Two Generals Provide A Contrast in Accountability
Tuesday, March 6, 2007
Kevin Kiley, the three-star general in charge of all Army medical facilities, seemed stumped as he testified yesterday about his responsibility for the Walter Reed scandal.
"I'm trying not to say that I'm not accountable," he told members of the House oversight committee.
But try as he might, he couldn't fix blame on himself.
How could he not have known that wounded soldiers were living in squalid conditions across the street from his own home? "I don't do barracks inspections at Walter Reed," he said.
Why did he assure Congress in 2005 that the Walter Reed bureaucracy was improving, even though many soldiers were languishing in neglect at the facility? "In my role as the MedCom commander," he said, "Walter Reed was not my only command."
What did he do when a government report in 2006 found numerous problems at the now-infamous Building 18? "My staff informed me that the Walter Reed staff was working it."
Lawmakers on the committee, who were visiting Walter Reed Army Medical Center for a field hearing yesterday, quickly tired of the general's I-don't-do-windows routine.
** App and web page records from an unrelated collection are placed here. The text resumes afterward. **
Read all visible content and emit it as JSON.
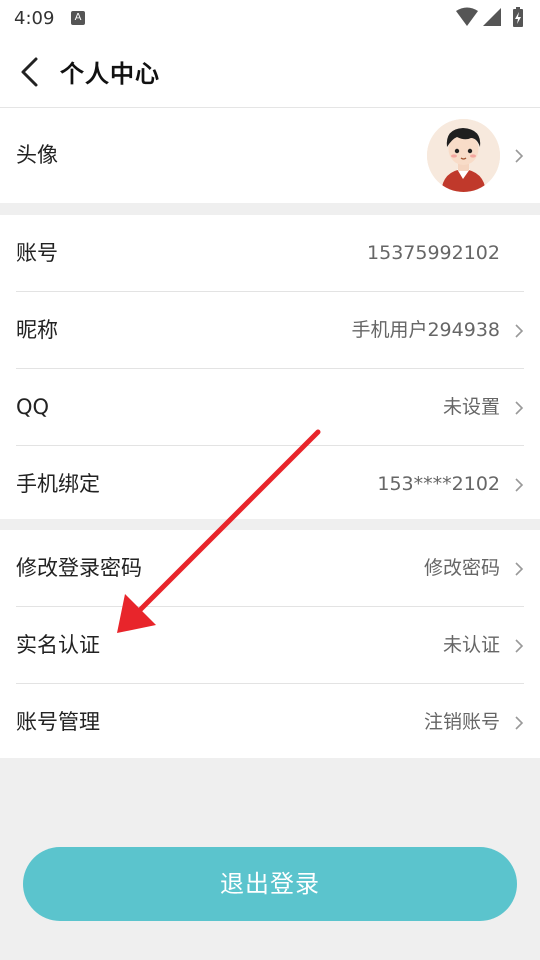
{
  "status": {
    "time": "4:09",
    "notif": "A"
  },
  "nav": {
    "title": "个人中心"
  },
  "avatar_row": {
    "label": "头像"
  },
  "account_rows": [
    {
      "label": "账号",
      "value": "15375992102"
    },
    {
      "label": "昵称",
      "value": "手机用户294938"
    },
    {
      "label": "QQ",
      "value": "未设置"
    },
    {
      "label": "手机绑定",
      "value": "153****2102"
    }
  ],
  "security_rows": [
    {
      "label": "修改登录密码",
      "value": "修改密码"
    },
    {
      "label": "实名认证",
      "value": "未认证"
    },
    {
      "label": "账号管理",
      "value": "注销账号"
    }
  ],
  "logout": {
    "label": "退出登录"
  },
  "colors": {
    "accent": "#5bc4cd",
    "annotation": "#e8252b"
  }
}
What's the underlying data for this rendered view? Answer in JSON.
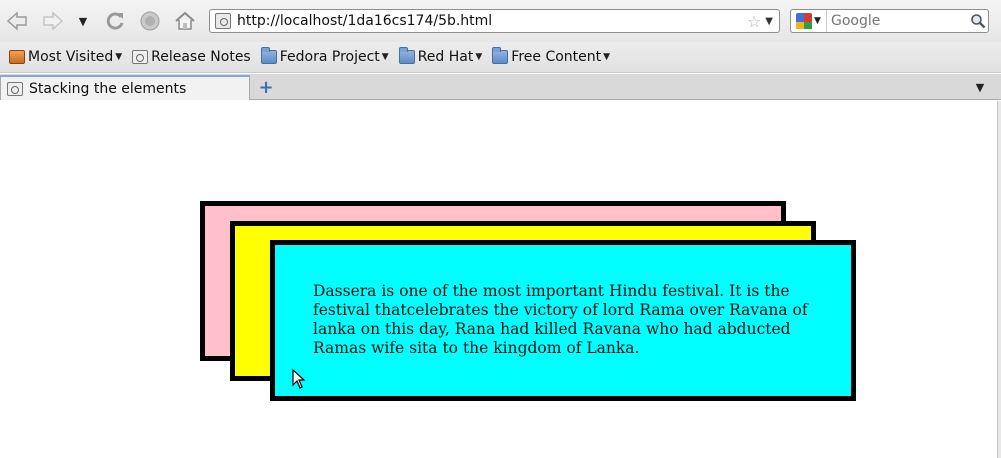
{
  "toolbar": {
    "url": "http://localhost/1da16cs174/5b.html",
    "search_placeholder": "Google"
  },
  "bookmarks": [
    {
      "label": "Most Visited",
      "icon": "smart-folder-icon",
      "has_dropdown": true
    },
    {
      "label": "Release Notes",
      "icon": "page-icon",
      "has_dropdown": false
    },
    {
      "label": "Fedora Project",
      "icon": "folder-icon",
      "has_dropdown": true
    },
    {
      "label": "Red Hat",
      "icon": "folder-icon",
      "has_dropdown": true
    },
    {
      "label": "Free Content",
      "icon": "folder-icon",
      "has_dropdown": true
    }
  ],
  "tabs": [
    {
      "label": "Stacking the elements",
      "active": true
    }
  ],
  "content": {
    "boxes": [
      {
        "color": "#ffc0cb"
      },
      {
        "color": "#ffff00"
      },
      {
        "color": "#00ffff"
      }
    ],
    "paragraph": "Dassera is one of the most important Hindu festival. It is the festival thatcelebrates the victory of lord Rama over Ravana of lanka on this day, Rana had killed Ravana who had abducted Ramas wife sita to the kingdom of Lanka."
  }
}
Rep. Bruce Braley (D-Iowa) accused him of spouting "hogwash." Rep. Chris Shays (R-Conn.) called his position "dishonest."
"I want you to know that I think this is a massive failure of competence in management and command," said Rep. Paul Hodes (D-N.H.), pointing his finger at Kiley.
After Hodes's harangue, Kiley replied, "I command by commanding through my commanders and trusting them to execute the mission."
Sitting shoulder to shoulder with Kiley was one such commander, Gen. George Weightman, who last week was fired as chief of Walter Reed after just six months on the job. Weightman and Kiley, who ran Walter Reed from 2002 to 2004, wore matching Army dress uniforms, but their responses could not have been more divergent. While Kiley deflected blame, Weightman freely admitted failure -- even though the victims of Walter Reed's neglect testified, and the House committee members agreed, that he was not to blame.
"He was, in my perspective, being punished because he caught the tail end of it," testified Annette McLeod, whose ordeal with her wounded soldier-husband, Dell, was one of those chronicled in a Washington Post series on Walter Reed. "Because somebody had to be the fall guy, he was there."
After Annette McLeod's testimony, the couple sat in the first row of the audience, just three feet from Weightman and Kiley as the two generals testified. "The McLeods are right behind you," pointed out Rep. Tom Davis (R-Va). "Do you have anything you want to say to them?"